*** Opening Data ***

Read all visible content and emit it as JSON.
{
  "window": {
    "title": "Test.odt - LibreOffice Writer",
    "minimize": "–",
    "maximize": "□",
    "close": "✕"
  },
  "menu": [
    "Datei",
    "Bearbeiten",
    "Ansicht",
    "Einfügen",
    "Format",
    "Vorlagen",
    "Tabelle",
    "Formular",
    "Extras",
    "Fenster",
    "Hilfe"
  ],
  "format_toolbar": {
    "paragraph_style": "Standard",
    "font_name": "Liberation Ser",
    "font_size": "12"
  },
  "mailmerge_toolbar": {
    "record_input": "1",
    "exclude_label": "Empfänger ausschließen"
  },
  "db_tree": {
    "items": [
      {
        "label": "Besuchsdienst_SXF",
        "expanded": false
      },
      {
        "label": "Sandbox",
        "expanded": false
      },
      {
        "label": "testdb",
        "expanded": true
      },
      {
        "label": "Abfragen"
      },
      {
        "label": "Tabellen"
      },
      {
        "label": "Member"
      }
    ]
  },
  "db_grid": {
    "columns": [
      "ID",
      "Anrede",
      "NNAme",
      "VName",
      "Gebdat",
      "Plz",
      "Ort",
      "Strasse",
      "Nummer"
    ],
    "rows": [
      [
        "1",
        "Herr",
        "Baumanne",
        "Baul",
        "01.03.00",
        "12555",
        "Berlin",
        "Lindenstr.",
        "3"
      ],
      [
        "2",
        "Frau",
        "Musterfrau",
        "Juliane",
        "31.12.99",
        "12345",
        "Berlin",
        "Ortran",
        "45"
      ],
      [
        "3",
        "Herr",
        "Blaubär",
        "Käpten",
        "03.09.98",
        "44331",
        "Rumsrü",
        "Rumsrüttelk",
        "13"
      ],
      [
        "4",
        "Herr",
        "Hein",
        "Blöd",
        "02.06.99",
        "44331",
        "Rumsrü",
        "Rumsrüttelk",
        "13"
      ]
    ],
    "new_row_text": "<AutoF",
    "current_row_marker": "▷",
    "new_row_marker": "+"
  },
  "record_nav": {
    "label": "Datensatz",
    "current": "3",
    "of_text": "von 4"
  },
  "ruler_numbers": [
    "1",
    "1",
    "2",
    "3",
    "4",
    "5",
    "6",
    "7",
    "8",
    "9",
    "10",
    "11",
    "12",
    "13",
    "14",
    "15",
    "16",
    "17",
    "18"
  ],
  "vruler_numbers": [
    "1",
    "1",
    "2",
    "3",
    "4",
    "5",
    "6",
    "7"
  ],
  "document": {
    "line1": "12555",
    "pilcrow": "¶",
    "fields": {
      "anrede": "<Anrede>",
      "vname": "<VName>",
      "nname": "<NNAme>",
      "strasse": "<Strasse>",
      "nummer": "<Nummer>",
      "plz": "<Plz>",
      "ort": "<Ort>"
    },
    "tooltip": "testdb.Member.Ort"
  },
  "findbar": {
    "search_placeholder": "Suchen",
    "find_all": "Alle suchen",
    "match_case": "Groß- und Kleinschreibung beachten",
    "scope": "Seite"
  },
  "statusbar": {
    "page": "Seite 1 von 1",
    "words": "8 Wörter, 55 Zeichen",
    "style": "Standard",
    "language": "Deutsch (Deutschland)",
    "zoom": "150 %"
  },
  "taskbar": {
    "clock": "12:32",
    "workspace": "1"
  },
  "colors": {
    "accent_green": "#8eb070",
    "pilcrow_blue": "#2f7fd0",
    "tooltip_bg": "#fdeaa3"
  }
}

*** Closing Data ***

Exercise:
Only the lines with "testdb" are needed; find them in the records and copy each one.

Written response:
        "label": "testdb",
    "tooltip": "testdb.Member.Ort"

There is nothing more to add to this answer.